As Rwanda marks the 20th
anniversary of the massacre that swept across the country, wiping out
much of its population, Vatican Radio aired a special programme
recalling John Paul II’s condemnation of the atrocity.
The violence began when an aeroplane carrying the
then president Juvenal Habyarimana was shot down; it dragged on from 7
April until mid July 1994.
According to the UN, at least 800, 000 people
were brutally murdered by Hutu extremists who started killing the
Tutsis. They reacted and the reciprocal violence which ensued was met with a long silence from the international community.
The 'Kwibuka Flame' was
lit in Kigali yesterday to commemorate the victims of the genocide and
will pass through all the districts of Rwanda.
Scaglione who has produced a number of news reports and written various
books on the subject commented on this act of remembrance saying that
the massacre did not just involve the deaths and injuries of numerous
people: a whole country was razed to the ground.”
“It is truly
impressive to see Rwanda overtaking other developing countries when it
comes to the Millennium development goals.”
According to Scaglione, forgiveness was crucial in
this process of rebirth. “In Rwanda’s traditional court houses, the
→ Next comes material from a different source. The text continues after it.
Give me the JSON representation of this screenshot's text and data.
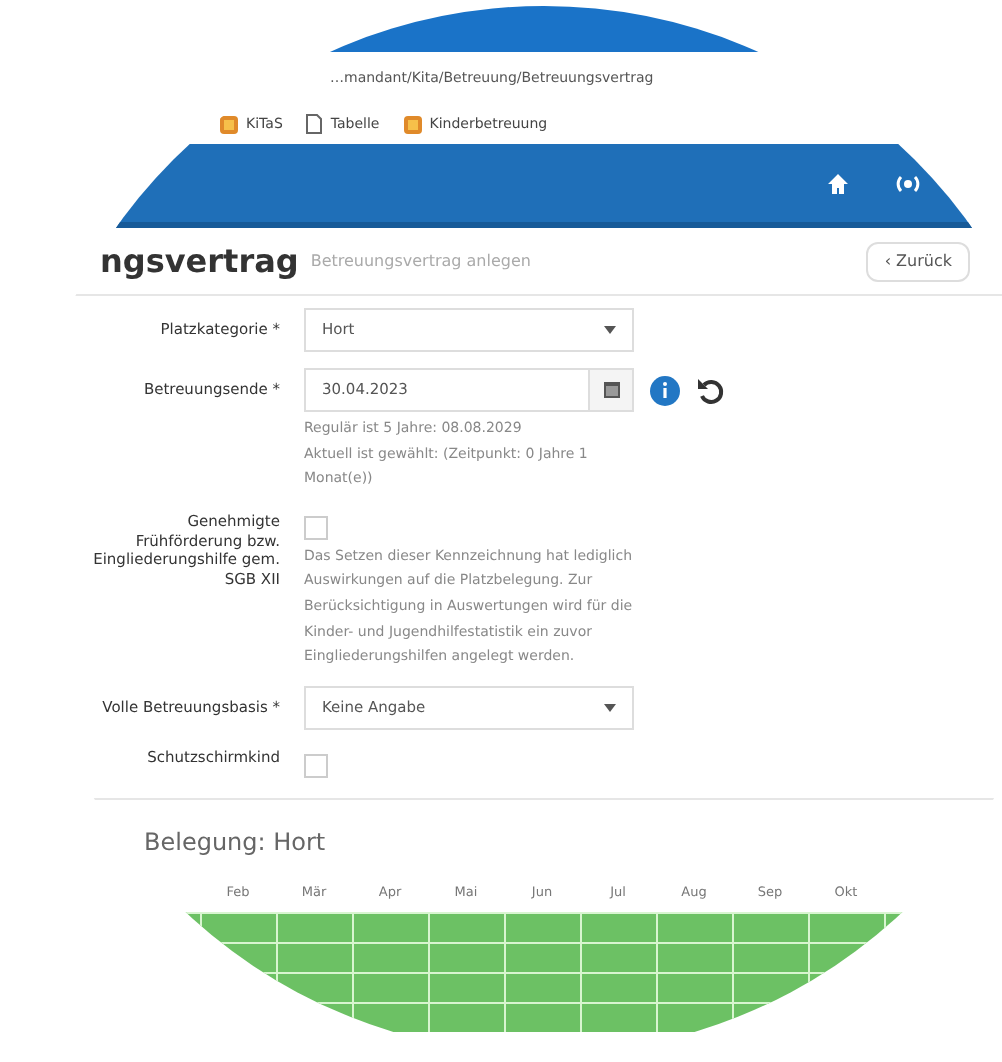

so-called gachachas (essentially meaning “field”), where millions
of trials were held, victims were asked to forgive those responsible
for the violence and survivors found this very hard indeed.”
speaking to many Rwandans, I realised that these trials, which some
refer to as “mass-scale psychoanalytic sessions”, were crucial in giving
people the chance to say: “let us reconstruct everything that happened
and then let us try to move on,” the journalism concluded.